Lincoln County News: School and Municipal leaders to break law, deny voters a School Budget Validation vote

Lincoln County News: School and Municipal leaders to break law, deny voters a School Budget Validation vote

February 7, 2008 Posted by Steve Bowen - 1 Comment

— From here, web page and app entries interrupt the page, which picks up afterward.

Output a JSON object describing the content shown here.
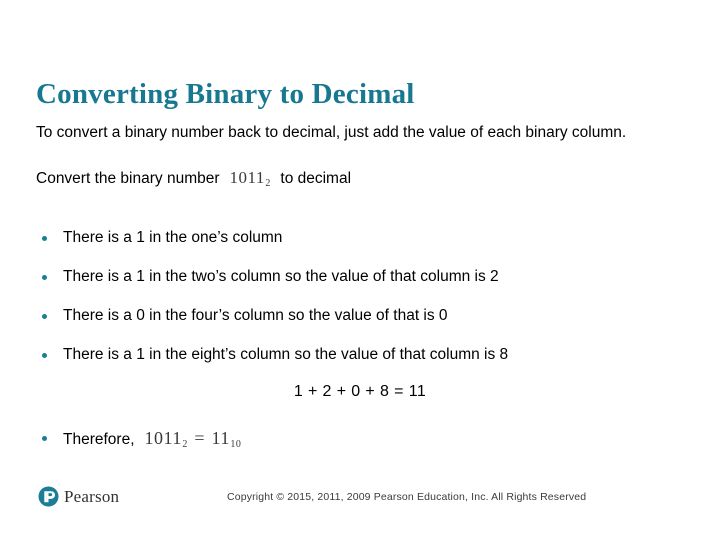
{
  "slide": {
    "title": "Converting Binary to Decimal",
    "title_color": "#17788f",
    "accent_color": "#1b7e96",
    "background_color": "#ffffff"
  },
  "body": {
    "intro_paragraph": "To convert a binary number back to decimal, just add the value of each binary column.",
    "prompt_prefix": "Convert the binary number",
    "prompt_math": {
      "base_digits": "1011",
      "subscript": "2"
    },
    "prompt_suffix": "to decimal"
  },
  "bullets": [
    {
      "text": "There is a 1 in the one’s column"
    },
    {
      "text": "There is a 1 in the two’s column so the value of that column is 2"
    },
    {
      "text": "There is a 0 in the four’s column so the value of that is 0"
    },
    {
      "text": "There is a 1 in the eight’s column so the value of that column is 8"
    }
  ],
  "sum_line": "1 + 2 + 0 + 8 = 11",
  "conclusion": {
    "label": "Therefore,",
    "binary_digits": "1011",
    "binary_subscript": "2",
    "equals": "=",
    "decimal_digits": "11",
    "decimal_subscript": "10"
  },
  "footer": {
    "logo_word": "Pearson",
    "logo_letter": "P",
    "logo_color": "#1b7e96",
    "copyright": "Copyright © 2015, 2011, 2009 Pearson Education, Inc. All Rights Reserved"
  }
}
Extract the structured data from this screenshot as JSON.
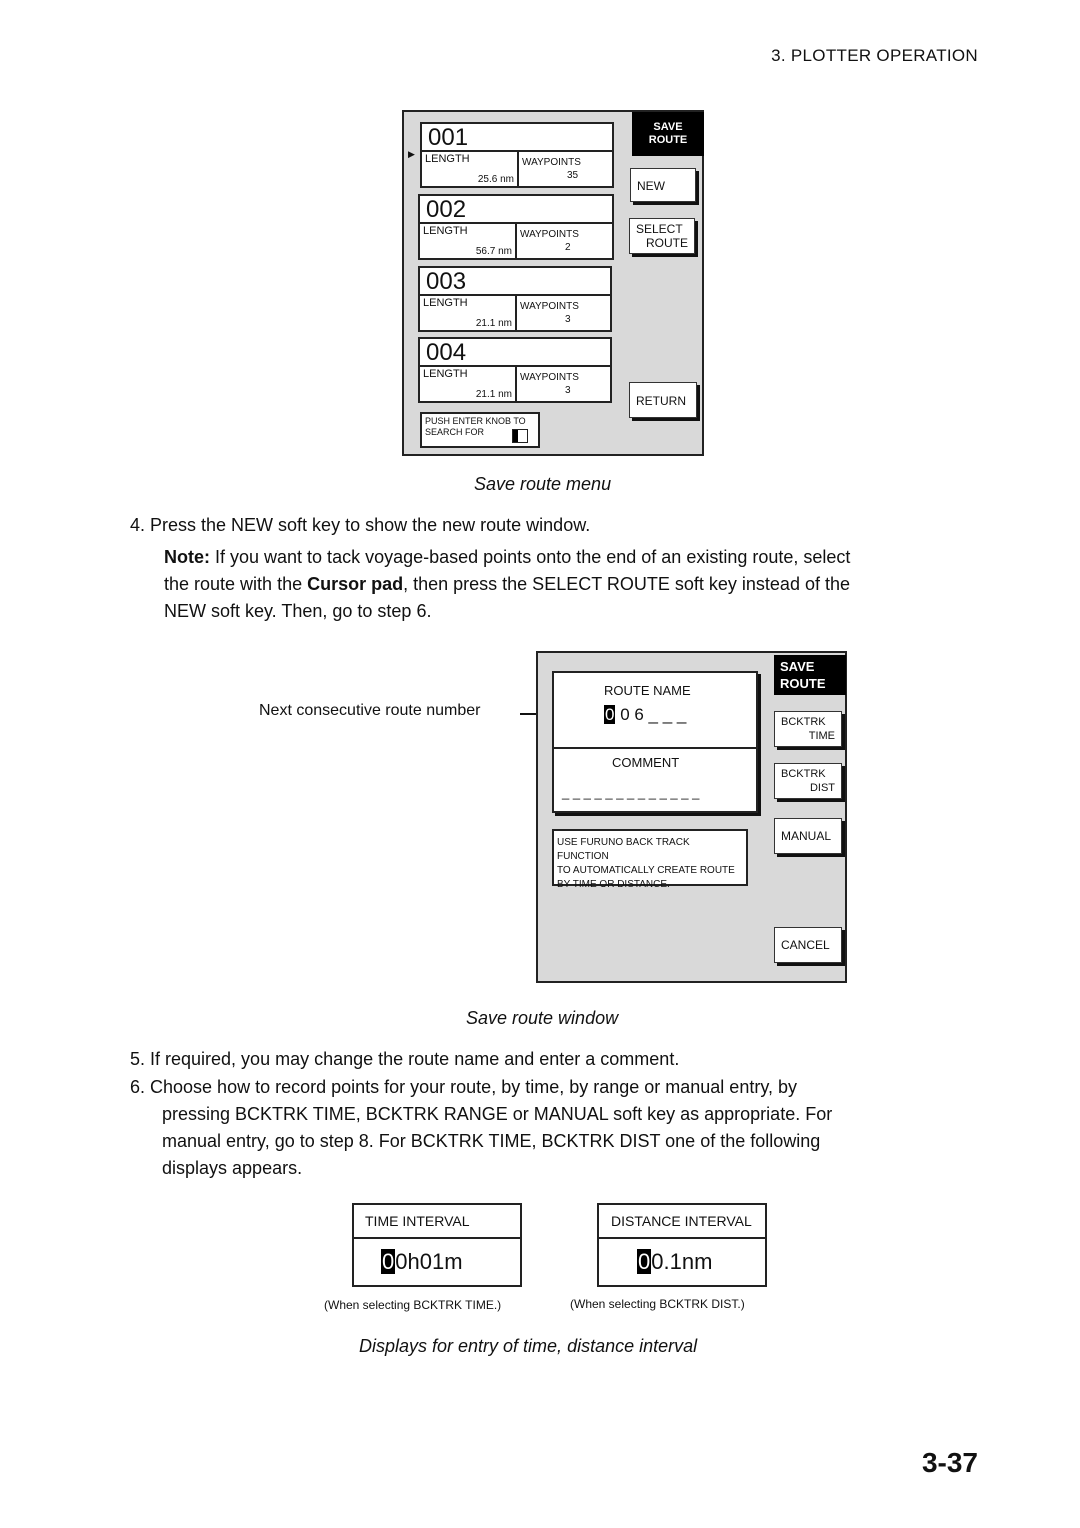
{
  "header": "3.  PLOTTER  OPERATION",
  "fig1": {
    "title": [
      "SAVE",
      "ROUTE"
    ],
    "routes": [
      {
        "name": "001",
        "length_label": "LENGTH",
        "length": "25.6 nm",
        "waypoints_label": "WAYPOINTS",
        "waypoints": "35",
        "selected": true
      },
      {
        "name": "002",
        "length_label": "LENGTH",
        "length": "56.7 nm",
        "waypoints_label": "WAYPOINTS",
        "waypoints": "2",
        "selected": false
      },
      {
        "name": "003",
        "length_label": "LENGTH",
        "length": "21.1 nm",
        "waypoints_label": "WAYPOINTS",
        "waypoints": "3",
        "selected": false
      },
      {
        "name": "004",
        "length_label": "LENGTH",
        "length": "21.1 nm",
        "waypoints_label": "WAYPOINTS",
        "waypoints": "3",
        "selected": false
      }
    ],
    "softkeys": {
      "new": "NEW",
      "select_route_1": "SELECT",
      "select_route_2": "ROUTE",
      "return": "RETURN"
    },
    "search_hint": [
      "PUSH ENTER KNOB TO",
      "SEARCH FOR"
    ],
    "caption": "Save route menu"
  },
  "step4": "4.  Press the NEW soft key to show the new route window.",
  "note": {
    "label": "Note:",
    "text1": " If you want to tack voyage-based points onto the end of an existing route, select",
    "text2a": "the route with the ",
    "bold": "Cursor pad",
    "text2b": ", then press the SELECT ROUTE soft key instead of the",
    "text3": "NEW soft key. Then, go to step 6."
  },
  "fig2": {
    "title": [
      "SAVE",
      "ROUTE"
    ],
    "callout": "Next consecutive route number",
    "route_name_label": "ROUTE NAME",
    "route_name_cursor": "0",
    "route_name_rest": " 0 6 _ _ _",
    "comment_label": "COMMENT",
    "comment_value": "_ _ _ _ _ _ _ _ _ _ _ _ _",
    "info": [
      "USE FURUNO BACK TRACK FUNCTION",
      "TO AUTOMATICALLY CREATE ROUTE",
      "BY TIME OR DISTANCE."
    ],
    "softkeys": {
      "bcktrk_time_1": "BCKTRK",
      "bcktrk_time_2": "TIME",
      "bcktrk_dist_1": "BCKTRK",
      "bcktrk_dist_2": "DIST",
      "manual": "MANUAL",
      "cancel": "CANCEL"
    },
    "caption": "Save route window"
  },
  "step5": "5.  If required, you may change the route name and enter a comment.",
  "step6": [
    "6.  Choose how to record points for your route, by time, by range or manual entry, by",
    "pressing BCKTRK TIME, BCKTRK RANGE or MANUAL soft key as appropriate. For",
    "manual entry, go to step 8. For BCKTRK TIME, BCKTRK DIST one of the following",
    "displays appears."
  ],
  "fig3": {
    "time": {
      "label": "TIME INTERVAL",
      "cursor": "0",
      "value": "0h01m",
      "note": "(When selecting BCKTRK TIME.)"
    },
    "dist": {
      "label": "DISTANCE INTERVAL",
      "cursor": "0",
      "value": "0.1nm",
      "note": "(When selecting BCKTRK DIST.)"
    },
    "caption": "Displays for entry of time, distance interval"
  },
  "page_number": "3-37"
}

While the legislature has been struggling to rework the school district reorganization law, towns and cities across Maine have been watching carefully to see if any changes will be made to the new school budget approval procedure the law contains. Known as the “budget validation process,” it requires that school budgets be presented at a public meeting, and, if approved there, then go on to a referendum vote within 10 days. If the voters turn down the budget at the referendum, the process repeats itself.
This procedure has generated opposition from some of the cities, who say they face great costs to do a referendum vote. Many small towns, who already use a town meeting to pass the school budget and consider that to be democracy enough, have voiced frustration as well.
An example of the latter is Southport, which, according to published reports, has decided to disregard the law and pass the school budget using the town meeting process they’ve used for generations:
While many Lincoln County towns wince at the idea of an up or down vote on the total school budget figure this year, Southport will go with its past history of voting as it always has since 1842 – at March town meeting.
In so doing, it will essentially defy a new statute termed “budget validation” the Maine Legislature passed recently requiring towns to vote on their school budgets at a separate referendum.
The law also requires a public hearing on all the cost centers and to come up with a total figure, but Southport officials are hoping the bill to repeal it will go through in this session of Legislature.
“We have never had a public hearing (on the school budget) nor do we intend to,” said School Union 49 chair and local school board member Bruce White. “We’ve always done it in our town meeting& the town meeting being the purest form of democracy.”

It will be interesting to see the state’s response to this act of civil disobedience. The law makes very clear that “school administrative district budgets developed after January 1, 2008 must conform to the format and referendum procedures” laid out in the law. Is the school budget legally valid if the validation process is not used? Can a town government simply vote to take away a right accorded its citizens under the law?
Stay tuned…